Summary: Protect Yourself from Sin’s Charge and Sin’s Control 1) Inside Christ 2) With Christ inside
Some time ago when we were cleaning out our laundry room we found a number of iron rods like this. I don’t know where they came from or what they were used for but how do you think we could use them now? We could use them to bar our windows if we had a problem with robbers, or if I wanted to swim in an area known for sharks, I could use the rods to make myself a shark cage that would keep me safe from shark attacks. Do you think these rods could help me if I ate them? That may sound funny but did you know that when you eat food like broccoli, you’re eating iron? Iron is good for you. It helps your red blood cells carry and store oxygen. If you don’t get enough iron in your diet, you’ll feel tired and lethargic. It’s interesting isn’t it how iron can help us whether we’re inside it as in a shark cage, or whether it’s inside us helping oxygen move around our body.
The Apostle Paul tells this morning that Jesus is a lot like iron. He’s helpful to us whether we’re inside him or he is inside us. When we are inside Christ, Jesus protects us from sin’s charge. And when Christ is inside us, he protects us from sin’s control.
Let’s begin by finding out why we need protection from sin anyway. Paul said in our text: “6 The mind of sinful man is death…7 the sinful mind is hostile to God. It does not submit to God’s law, nor can it do so. 8 Those controlled by the sinful nature cannot please God” (Romans 8:6a, 7, 8). We need protection from sin because it brings death. It does that by directing us to always do the opposite of what God wants us to do. Have you ever been around a preschooler who has decided that it’s “opposite” day? When you ask him to stand, he sits. And when you ask him to sit, he stands. From the moment we are conceived that’s the way we act towards God. We don’t do what he wants because we are controlled by our sinful nature which is allied with the devil.
But just as “opposite” day doesn’t last very long with preschoolers because their parents won’t put up with it, so we, who are controlled by the sinful nature, can’t escape God’s wrath forever. God can’t stand those who disobey him and will punish them with death and then an eternity in hell.
But are things really that bad in our lives? Are we always irritating God by doing what he doesn’t want us to do? I suppose the disciples didn’t think that they were such bad people either but do you remember what they were doing in our Gospel lesson this morning that upset Jesus? They were arguing among themselves as to which one was the most important (Matthew 20). This argument didn’t happen soon after Jesus had called them to be his disciples. If it had, the disciples could have at least used the excuse that they didn’t know any better. No, this exchange took place at the end of Jesus’ ministry. The disciples had watched and listened to Jesus for three years and should have known that if they wanted to be great in the Kingdom of God, they were to do that by becoming the least, that is serve and not demand to be served.
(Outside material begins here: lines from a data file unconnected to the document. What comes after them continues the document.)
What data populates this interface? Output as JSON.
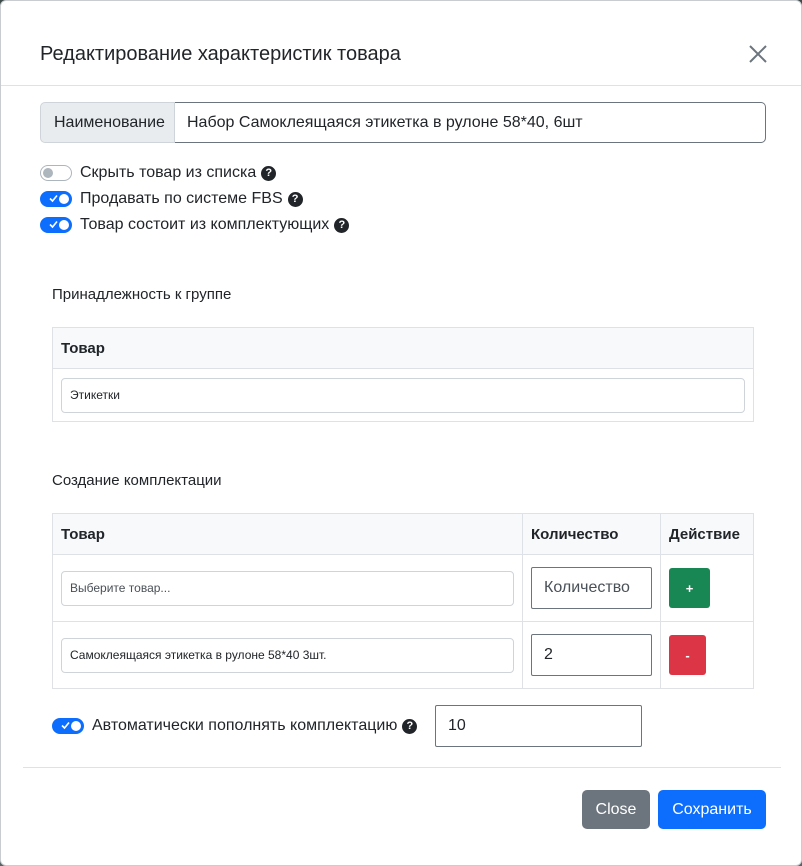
{
  "modal": {
    "title": "Редактирование характеристик товара"
  },
  "name_field": {
    "label": "Наименование",
    "value": "Набор Самоклеящаяся этикетка в рулоне 58*40, 6шт"
  },
  "switches": [
    {
      "label": "Скрыть товар из списка",
      "checked": false
    },
    {
      "label": "Продавать по системе FBS",
      "checked": true
    },
    {
      "label": "Товар состоит из комплектующих",
      "checked": true
    }
  ],
  "group_section": {
    "label": "Принадлежность к группе",
    "column_header": "Товар",
    "value": "Этикетки"
  },
  "kit_section": {
    "label": "Создание комплектации",
    "headers": [
      "Товар",
      "Количество",
      "Действие"
    ],
    "new_row": {
      "product_placeholder": "Выберите товар...",
      "qty_placeholder": "Количество",
      "action_label": "+"
    },
    "rows": [
      {
        "product": "Самоклеящаяся этикетка в рулоне 58*40 3шт.",
        "qty": "2",
        "action_label": "-"
      }
    ]
  },
  "auto_fill": {
    "label": "Автоматически пополнять комплектацию",
    "checked": true,
    "value": "10"
  },
  "footer": {
    "close_label": "Close",
    "save_label": "Сохранить"
  },
  "colors": {
    "primary": "#0d6efd",
    "secondary": "#6c757d",
    "success": "#198754",
    "danger": "#dc3545"
  }
}
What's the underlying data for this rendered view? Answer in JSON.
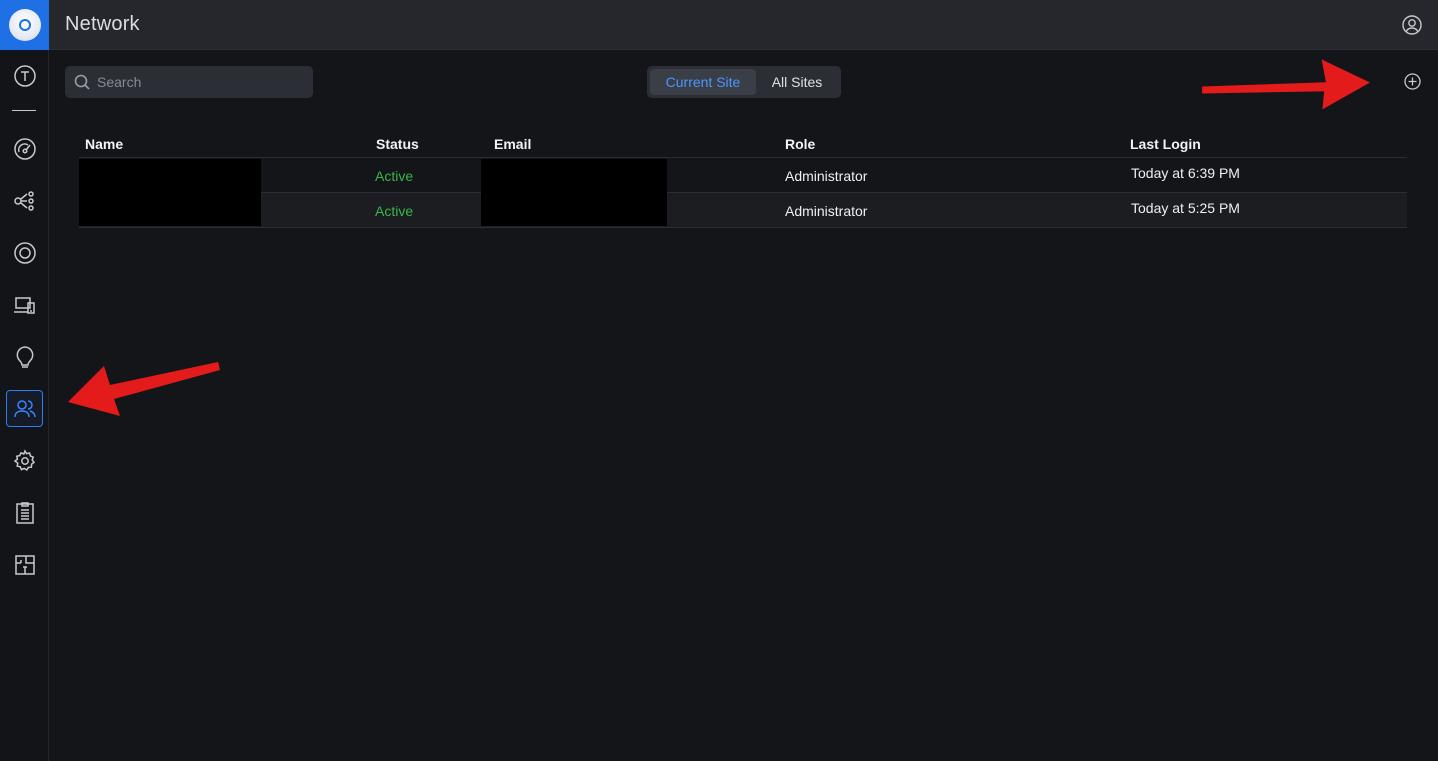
{
  "header": {
    "title": "Network"
  },
  "sidebar": {
    "items": [
      {
        "name": "topology",
        "icon": "letter-t-circle-icon"
      },
      {
        "name": "dashboard",
        "icon": "gauge-icon"
      },
      {
        "name": "topology-map",
        "icon": "topology-icon"
      },
      {
        "name": "devices",
        "icon": "target-circle-icon"
      },
      {
        "name": "clients",
        "icon": "devices-icon"
      },
      {
        "name": "insights",
        "icon": "lightbulb-icon"
      },
      {
        "name": "admins",
        "icon": "users-icon",
        "active": true
      },
      {
        "name": "settings",
        "icon": "gear-icon"
      },
      {
        "name": "logs",
        "icon": "clipboard-list-icon"
      },
      {
        "name": "floorplan",
        "icon": "floorplan-icon"
      }
    ]
  },
  "toolbar": {
    "search_placeholder": "Search",
    "scope_tabs": [
      {
        "label": "Current Site",
        "active": true
      },
      {
        "label": "All Sites",
        "active": false
      }
    ],
    "add_icon": "plus-circle-icon"
  },
  "table": {
    "columns": [
      "Name",
      "Status",
      "Email",
      "Role",
      "Last Login"
    ],
    "rows": [
      {
        "name": "",
        "status": "Active",
        "email": "",
        "role": "Administrator",
        "last_login": "Today at 6:39 PM"
      },
      {
        "name": "",
        "status": "Active",
        "email": "",
        "role": "Administrator",
        "last_login": "Today at 5:25 PM"
      }
    ]
  },
  "colors": {
    "accent": "#2e7cf6",
    "status_active": "#39b54a",
    "annotation_arrow": "#e31b1b",
    "background": "#141518"
  }
}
Although we may not sit around arguing about who is the most important person in our family, class, workplace, or church, we do show it with our attitudes don’t we? We may be slow to take out the garbage at home because that’s a smelly job that we don’t think we should have to deal with. That’s what little brothers and sisters are for right? Or when our boss asks us to clean up the bathrooms at work we wonder why he doesn’t ask the new guy to do it. Instead of listening wholeheartedly to one another’s ideas about ways of doing ministry here we find it easier to scoff. Are we any different than the disciples when it comes to arguing about who is the greatest among us? No, we may even have to admit that we are worse for we haven’t bothered to learn from the rebuke Jesus gave the disciples for their sin.
So what hope is there for us who are controlled by the sinful nature? There should be no hope, only an expectation of God’s condemnation and punishment. But Paul says something quite incredible in the first verse of our text. He said: “Therefore, there is now no condemnation for those who are in Christ Jesus” (Romans 8:1). Those who stand inside Christ are protected from the condemnation of their sin. How does it work? Remember how I said I could use these iron rods to make a shark cage? Such a cage won’t keep sharks from attacking but when they do come after the diver inside they will run into these iron bars and get nor farther. So it is with our sin. Even though we still sin daily, those who stand inside of Christ are certain that those sins run into and stick to Jesus instead of to us. Jesus, therefore, bears the condemnation for our sin so that we don’t have to.